[Opening Excerpted data section]

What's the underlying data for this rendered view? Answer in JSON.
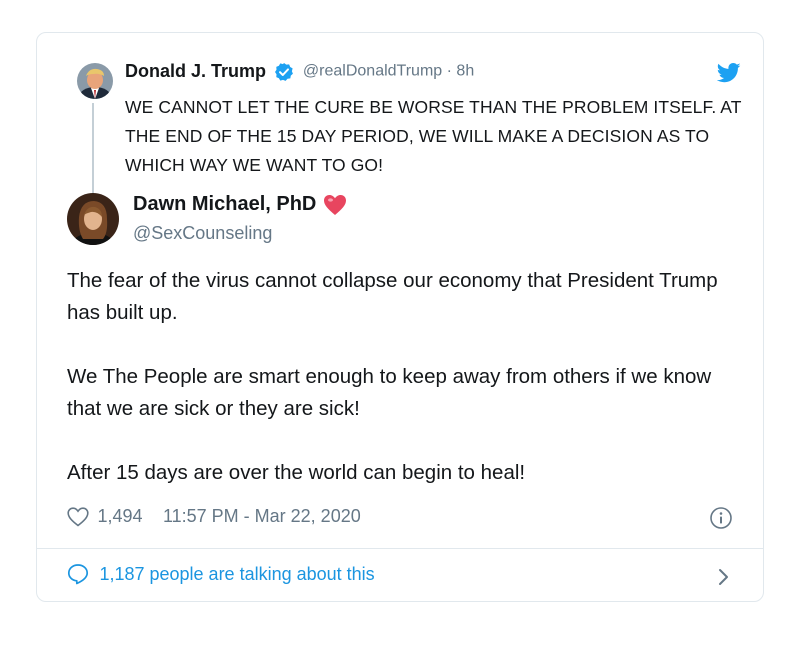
{
  "quoted_tweet": {
    "name": "Donald J. Trump",
    "handle": "@realDonaldTrump",
    "separator": "·",
    "time": "8h",
    "text": "WE CANNOT LET THE CURE BE WORSE THAN THE PROBLEM ITSELF. AT THE END OF THE 15 DAY PERIOD, WE WILL MAKE A DECISION AS TO WHICH WAY WE WANT TO GO!"
  },
  "main_tweet": {
    "name": "Dawn Michael, PhD",
    "handle": "@SexCounseling",
    "paragraphs": [
      "The fear of the virus cannot collapse our economy that President Trump has built up.",
      "We The People are smart enough to keep away from others if we know that we are sick or they are sick!",
      "After 15 days are over the world can begin to heal!"
    ],
    "likes": "1,494",
    "timestamp": "11:57 PM - Mar 22, 2020"
  },
  "footer": {
    "talking_label": "1,187 people are talking about this"
  },
  "colors": {
    "accent": "#1da1f2",
    "link": "#1b95e0",
    "muted": "#657786",
    "border": "#e1e8ed",
    "heart": "#e0245e"
  },
  "icons": [
    "verified-badge-icon",
    "twitter-bird-icon",
    "heart-emoji-icon",
    "like-heart-icon",
    "info-icon",
    "reply-bubble-icon",
    "chevron-right-icon"
  ]
}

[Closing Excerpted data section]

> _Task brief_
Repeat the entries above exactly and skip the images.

> _Written solution_
What's the underlying data for this rendered view? Answer in JSON.
{
  "quoted_tweet": {
    "name": "Donald J. Trump",
    "handle": "@realDonaldTrump",
    "separator": "·",
    "time": "8h",
    "text": "WE CANNOT LET THE CURE BE WORSE THAN THE PROBLEM ITSELF. AT THE END OF THE 15 DAY PERIOD, WE WILL MAKE A DECISION AS TO WHICH WAY WE WANT TO GO!"
  },
  "main_tweet": {
    "name": "Dawn Michael, PhD",
    "handle": "@SexCounseling",
    "paragraphs": [
      "The fear of the virus cannot collapse our economy that President Trump has built up.",
      "We The People are smart enough to keep away from others if we know that we are sick or they are sick!",
      "After 15 days are over the world can begin to heal!"
    ],
    "likes": "1,494",
    "timestamp": "11:57 PM - Mar 22, 2020"
  },
  "footer": {
    "talking_label": "1,187 people are talking about this"
  },
  "colors": {
    "accent": "#1da1f2",
    "link": "#1b95e0",
    "muted": "#657786",
    "border": "#e1e8ed",
    "heart": "#e0245e"
  },
  "icons": [
    "verified-badge-icon",
    "twitter-bird-icon",
    "heart-emoji-icon",
    "like-heart-icon",
    "info-icon",
    "reply-bubble-icon",
    "chevron-right-icon"
  ]
}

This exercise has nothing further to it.